• WHAT THE TASK REQUIRES: Each entry below needs to be reproduced exactly as given.

• Saved data entries:

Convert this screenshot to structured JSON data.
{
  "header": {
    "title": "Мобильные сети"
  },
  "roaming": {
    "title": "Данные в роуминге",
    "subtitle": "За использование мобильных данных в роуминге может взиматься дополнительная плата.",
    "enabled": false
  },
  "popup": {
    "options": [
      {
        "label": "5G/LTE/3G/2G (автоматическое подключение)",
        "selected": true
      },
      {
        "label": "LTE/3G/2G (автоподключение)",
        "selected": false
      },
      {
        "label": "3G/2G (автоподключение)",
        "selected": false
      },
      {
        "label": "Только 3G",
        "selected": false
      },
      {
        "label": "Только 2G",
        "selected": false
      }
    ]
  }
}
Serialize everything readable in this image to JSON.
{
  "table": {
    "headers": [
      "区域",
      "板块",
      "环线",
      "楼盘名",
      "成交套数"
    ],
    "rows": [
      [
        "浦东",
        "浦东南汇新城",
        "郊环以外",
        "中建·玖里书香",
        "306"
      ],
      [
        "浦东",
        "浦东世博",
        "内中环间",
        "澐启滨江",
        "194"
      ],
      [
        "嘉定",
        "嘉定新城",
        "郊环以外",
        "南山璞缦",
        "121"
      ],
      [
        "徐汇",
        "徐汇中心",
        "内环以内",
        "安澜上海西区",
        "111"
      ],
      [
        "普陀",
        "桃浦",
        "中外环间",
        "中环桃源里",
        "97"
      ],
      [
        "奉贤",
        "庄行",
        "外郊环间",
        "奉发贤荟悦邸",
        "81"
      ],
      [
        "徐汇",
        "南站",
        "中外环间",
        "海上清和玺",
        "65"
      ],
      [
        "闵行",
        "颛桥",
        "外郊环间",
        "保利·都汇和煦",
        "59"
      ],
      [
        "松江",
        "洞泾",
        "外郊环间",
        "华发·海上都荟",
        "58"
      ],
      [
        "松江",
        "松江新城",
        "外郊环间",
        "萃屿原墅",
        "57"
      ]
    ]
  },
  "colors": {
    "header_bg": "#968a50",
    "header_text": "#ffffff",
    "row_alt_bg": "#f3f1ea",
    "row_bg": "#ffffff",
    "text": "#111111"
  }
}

• FINISHED EXERCISE:
Convert this screenshot to structured JSON data.
{
  "header": {
    "title": "Мобильные сети"
  },
  "roaming": {
    "title": "Данные в роуминге",
    "subtitle": "За использование мобильных данных в роуминге может взиматься дополнительная плата.",
    "enabled": false
  },
  "popup": {
    "options": [
      {
        "label": "5G/LTE/3G/2G (автоматическое подключение)",
        "selected": true
      },
      {
        "label": "LTE/3G/2G (автоподключение)",
        "selected": false
      },
      {
        "label": "3G/2G (автоподключение)",
        "selected": false
      },
      {
        "label": "Только 3G",
        "selected": false
      },
      {
        "label": "Только 2G",
        "selected": false
      }
    ]
  }
}
Serialize everything readable in this image to JSON.
{
  "table": {
    "headers": [
      "区域",
      "板块",
      "环线",
      "楼盘名",
      "成交套数"
    ],
    "rows": [
      [
        "浦东",
        "浦东南汇新城",
        "郊环以外",
        "中建·玖里书香",
        "306"
      ],
      [
        "浦东",
        "浦东世博",
        "内中环间",
        "澐启滨江",
        "194"
      ],
      [
        "嘉定",
        "嘉定新城",
        "郊环以外",
        "南山璞缦",
        "121"
      ],
      [
        "徐汇",
        "徐汇中心",
        "内环以内",
        "安澜上海西区",
        "111"
      ],
      [
        "普陀",
        "桃浦",
        "中外环间",
        "中环桃源里",
        "97"
      ],
      [
        "奉贤",
        "庄行",
        "外郊环间",
        "奉发贤荟悦邸",
        "81"
      ],
      [
        "徐汇",
        "南站",
        "中外环间",
        "海上清和玺",
        "65"
      ],
      [
        "闵行",
        "颛桥",
        "外郊环间",
        "保利·都汇和煦",
        "59"
      ],
      [
        "松江",
        "洞泾",
        "外郊环间",
        "华发·海上都荟",
        "58"
      ],
      [
        "松江",
        "松江新城",
        "外郊环间",
        "萃屿原墅",
        "57"
      ]
    ]
  },
  "colors": {
    "header_bg": "#968a50",
    "header_text": "#ffffff",
    "row_alt_bg": "#f3f1ea",
    "row_bg": "#ffffff",
    "text": "#111111"
  }
}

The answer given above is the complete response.